If a line of the data below holds the word "true", list it.

##########

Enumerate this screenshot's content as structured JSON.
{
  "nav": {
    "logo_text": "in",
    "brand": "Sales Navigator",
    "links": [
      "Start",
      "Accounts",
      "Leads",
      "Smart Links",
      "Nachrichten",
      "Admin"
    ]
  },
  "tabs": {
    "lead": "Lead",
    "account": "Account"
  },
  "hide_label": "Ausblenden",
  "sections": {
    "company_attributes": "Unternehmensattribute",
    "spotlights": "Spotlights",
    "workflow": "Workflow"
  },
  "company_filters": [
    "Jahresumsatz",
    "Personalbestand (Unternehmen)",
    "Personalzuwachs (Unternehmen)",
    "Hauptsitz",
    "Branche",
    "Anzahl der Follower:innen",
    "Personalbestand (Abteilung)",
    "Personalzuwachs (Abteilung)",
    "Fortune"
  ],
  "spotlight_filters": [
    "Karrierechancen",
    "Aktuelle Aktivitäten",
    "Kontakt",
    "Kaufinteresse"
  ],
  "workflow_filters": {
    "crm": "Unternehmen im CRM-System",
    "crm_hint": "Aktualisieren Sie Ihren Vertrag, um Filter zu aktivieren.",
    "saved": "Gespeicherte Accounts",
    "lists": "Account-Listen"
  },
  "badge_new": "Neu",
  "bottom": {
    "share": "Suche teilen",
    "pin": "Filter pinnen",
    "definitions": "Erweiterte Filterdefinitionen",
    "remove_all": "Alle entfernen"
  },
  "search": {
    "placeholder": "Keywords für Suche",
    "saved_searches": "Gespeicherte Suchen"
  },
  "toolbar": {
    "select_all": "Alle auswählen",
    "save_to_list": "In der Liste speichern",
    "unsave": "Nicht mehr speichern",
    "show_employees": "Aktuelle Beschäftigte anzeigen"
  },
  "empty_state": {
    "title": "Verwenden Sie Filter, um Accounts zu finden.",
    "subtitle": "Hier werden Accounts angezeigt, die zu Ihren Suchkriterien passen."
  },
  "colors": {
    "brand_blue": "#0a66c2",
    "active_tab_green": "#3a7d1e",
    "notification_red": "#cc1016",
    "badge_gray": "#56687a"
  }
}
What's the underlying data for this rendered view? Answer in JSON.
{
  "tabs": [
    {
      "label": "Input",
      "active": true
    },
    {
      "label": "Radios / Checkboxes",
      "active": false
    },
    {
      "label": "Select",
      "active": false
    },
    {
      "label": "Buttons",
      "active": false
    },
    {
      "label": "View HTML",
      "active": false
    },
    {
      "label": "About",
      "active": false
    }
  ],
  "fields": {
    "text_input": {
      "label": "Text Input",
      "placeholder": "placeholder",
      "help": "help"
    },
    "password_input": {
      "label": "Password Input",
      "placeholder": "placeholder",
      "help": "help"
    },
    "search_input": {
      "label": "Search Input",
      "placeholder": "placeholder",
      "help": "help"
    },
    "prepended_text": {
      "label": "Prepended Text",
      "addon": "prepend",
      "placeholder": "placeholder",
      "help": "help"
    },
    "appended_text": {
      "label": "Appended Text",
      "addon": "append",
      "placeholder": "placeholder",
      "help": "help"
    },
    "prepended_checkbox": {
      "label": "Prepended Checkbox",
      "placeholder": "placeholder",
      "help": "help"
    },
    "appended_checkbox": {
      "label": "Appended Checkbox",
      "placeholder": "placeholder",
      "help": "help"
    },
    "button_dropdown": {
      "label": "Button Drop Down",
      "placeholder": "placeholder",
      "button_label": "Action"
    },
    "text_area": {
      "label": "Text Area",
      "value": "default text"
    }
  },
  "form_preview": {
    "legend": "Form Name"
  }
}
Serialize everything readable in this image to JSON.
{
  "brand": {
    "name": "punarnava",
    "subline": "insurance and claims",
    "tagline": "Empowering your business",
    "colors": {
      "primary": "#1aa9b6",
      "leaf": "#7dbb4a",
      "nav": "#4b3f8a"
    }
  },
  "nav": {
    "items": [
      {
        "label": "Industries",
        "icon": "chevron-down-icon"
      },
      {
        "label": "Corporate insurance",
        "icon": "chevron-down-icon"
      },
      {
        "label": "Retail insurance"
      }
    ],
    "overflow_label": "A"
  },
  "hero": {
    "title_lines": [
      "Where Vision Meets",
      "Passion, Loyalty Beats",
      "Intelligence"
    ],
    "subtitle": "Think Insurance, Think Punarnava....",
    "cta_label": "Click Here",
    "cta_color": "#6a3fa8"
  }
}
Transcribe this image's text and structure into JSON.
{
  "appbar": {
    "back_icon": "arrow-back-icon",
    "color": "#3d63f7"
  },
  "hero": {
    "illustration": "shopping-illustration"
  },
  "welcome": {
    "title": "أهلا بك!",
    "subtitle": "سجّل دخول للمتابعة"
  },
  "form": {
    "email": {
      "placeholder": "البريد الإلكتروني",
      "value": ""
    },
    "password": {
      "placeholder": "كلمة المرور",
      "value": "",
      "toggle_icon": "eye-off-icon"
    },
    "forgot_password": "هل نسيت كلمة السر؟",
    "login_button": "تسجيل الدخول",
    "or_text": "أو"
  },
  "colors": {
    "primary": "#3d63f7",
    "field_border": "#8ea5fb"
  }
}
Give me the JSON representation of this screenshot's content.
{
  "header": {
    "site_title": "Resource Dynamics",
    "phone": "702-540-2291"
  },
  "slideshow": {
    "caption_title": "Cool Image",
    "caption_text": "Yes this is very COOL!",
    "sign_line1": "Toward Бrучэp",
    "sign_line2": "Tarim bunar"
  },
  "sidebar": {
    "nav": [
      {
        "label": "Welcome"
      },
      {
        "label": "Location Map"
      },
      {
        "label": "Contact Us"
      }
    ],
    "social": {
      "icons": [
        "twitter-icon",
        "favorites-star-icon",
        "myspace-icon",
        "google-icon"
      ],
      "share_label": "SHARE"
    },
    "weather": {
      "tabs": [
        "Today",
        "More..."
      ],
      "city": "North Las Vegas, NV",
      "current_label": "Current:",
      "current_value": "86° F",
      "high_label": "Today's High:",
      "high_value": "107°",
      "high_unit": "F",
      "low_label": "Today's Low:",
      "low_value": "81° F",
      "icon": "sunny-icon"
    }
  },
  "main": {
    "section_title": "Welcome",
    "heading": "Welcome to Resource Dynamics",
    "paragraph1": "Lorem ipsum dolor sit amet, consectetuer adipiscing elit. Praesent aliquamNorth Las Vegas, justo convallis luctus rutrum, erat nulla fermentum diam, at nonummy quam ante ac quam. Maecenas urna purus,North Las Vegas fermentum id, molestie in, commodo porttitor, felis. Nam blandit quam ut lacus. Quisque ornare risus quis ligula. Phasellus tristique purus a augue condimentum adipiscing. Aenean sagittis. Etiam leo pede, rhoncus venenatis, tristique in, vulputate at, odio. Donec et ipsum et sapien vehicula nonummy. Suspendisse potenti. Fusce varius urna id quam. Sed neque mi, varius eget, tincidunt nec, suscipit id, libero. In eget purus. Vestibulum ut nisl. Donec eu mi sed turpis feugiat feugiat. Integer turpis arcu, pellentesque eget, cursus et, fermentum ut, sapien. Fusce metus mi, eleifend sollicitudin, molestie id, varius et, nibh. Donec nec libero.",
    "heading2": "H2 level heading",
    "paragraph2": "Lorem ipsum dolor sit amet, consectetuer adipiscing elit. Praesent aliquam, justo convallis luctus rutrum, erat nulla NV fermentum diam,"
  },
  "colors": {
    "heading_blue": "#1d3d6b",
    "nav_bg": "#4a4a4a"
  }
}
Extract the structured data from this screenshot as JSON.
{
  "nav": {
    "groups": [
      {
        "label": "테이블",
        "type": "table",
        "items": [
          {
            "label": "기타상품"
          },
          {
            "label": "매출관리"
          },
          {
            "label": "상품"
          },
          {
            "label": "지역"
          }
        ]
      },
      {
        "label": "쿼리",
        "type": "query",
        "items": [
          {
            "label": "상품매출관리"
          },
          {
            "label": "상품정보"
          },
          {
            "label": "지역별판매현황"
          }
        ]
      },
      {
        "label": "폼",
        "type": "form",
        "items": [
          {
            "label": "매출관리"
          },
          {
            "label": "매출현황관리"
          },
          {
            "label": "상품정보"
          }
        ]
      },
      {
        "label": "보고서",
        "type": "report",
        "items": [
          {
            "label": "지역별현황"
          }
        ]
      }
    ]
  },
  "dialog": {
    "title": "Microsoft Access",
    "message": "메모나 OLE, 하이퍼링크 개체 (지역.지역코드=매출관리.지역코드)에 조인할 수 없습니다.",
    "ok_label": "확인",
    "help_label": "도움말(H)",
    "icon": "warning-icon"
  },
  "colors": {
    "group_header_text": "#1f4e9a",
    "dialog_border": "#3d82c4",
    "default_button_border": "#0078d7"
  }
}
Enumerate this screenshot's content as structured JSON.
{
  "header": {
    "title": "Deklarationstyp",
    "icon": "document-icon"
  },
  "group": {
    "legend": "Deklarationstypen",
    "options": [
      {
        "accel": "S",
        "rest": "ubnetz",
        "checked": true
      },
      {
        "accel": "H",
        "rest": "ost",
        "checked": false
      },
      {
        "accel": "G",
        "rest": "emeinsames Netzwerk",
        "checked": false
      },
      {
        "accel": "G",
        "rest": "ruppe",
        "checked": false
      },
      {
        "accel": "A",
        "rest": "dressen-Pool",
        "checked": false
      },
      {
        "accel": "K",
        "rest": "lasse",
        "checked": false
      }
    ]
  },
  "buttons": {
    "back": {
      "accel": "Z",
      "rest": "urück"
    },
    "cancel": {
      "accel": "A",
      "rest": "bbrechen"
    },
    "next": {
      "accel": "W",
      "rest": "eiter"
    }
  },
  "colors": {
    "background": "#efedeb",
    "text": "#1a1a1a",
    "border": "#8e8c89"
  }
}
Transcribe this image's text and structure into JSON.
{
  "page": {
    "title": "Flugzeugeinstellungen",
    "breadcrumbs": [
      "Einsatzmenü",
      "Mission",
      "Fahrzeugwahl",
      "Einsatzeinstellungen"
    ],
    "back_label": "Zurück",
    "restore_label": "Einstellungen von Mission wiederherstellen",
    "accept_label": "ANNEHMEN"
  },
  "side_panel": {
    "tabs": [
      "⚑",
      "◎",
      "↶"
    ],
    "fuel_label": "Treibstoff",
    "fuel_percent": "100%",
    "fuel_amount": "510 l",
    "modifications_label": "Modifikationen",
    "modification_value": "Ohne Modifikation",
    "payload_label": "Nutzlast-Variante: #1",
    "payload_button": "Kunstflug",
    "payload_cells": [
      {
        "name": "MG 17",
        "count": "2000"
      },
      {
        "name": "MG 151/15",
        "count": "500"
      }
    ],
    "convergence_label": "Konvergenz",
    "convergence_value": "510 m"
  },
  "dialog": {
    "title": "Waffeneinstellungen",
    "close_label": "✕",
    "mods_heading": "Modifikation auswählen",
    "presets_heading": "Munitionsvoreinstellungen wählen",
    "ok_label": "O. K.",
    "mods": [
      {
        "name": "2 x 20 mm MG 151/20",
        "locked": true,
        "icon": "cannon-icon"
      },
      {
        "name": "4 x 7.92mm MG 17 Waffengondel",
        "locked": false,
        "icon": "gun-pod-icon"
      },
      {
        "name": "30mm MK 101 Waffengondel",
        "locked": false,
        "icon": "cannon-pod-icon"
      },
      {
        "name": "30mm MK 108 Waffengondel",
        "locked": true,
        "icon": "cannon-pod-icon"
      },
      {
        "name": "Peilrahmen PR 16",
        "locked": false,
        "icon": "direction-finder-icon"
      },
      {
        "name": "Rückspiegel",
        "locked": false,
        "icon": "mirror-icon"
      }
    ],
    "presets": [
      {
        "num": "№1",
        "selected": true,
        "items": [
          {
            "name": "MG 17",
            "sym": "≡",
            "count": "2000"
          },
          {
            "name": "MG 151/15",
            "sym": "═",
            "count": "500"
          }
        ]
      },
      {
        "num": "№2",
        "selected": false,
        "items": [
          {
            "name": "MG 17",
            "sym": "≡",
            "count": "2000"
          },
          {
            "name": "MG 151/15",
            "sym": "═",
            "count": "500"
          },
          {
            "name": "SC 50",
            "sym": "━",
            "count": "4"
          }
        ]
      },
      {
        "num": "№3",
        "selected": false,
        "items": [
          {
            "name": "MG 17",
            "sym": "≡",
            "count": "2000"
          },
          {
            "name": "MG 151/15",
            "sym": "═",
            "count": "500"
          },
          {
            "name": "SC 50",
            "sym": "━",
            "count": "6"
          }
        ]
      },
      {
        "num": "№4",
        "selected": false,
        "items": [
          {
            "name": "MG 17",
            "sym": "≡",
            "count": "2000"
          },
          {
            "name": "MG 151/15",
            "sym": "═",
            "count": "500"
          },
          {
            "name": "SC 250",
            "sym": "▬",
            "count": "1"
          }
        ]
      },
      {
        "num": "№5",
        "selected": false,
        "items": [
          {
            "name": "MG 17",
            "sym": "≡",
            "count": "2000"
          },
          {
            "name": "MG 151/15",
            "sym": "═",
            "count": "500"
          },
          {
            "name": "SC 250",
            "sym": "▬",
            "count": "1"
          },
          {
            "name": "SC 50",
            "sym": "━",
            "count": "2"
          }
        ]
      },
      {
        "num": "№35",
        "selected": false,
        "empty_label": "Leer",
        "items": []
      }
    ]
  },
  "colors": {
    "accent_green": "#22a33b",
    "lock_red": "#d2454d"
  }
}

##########

§ SOLUTION TO THIS EXERCISE:
      "active": true
        "checked": true
        "locked": true,
        "locked": true,
        "selected": true,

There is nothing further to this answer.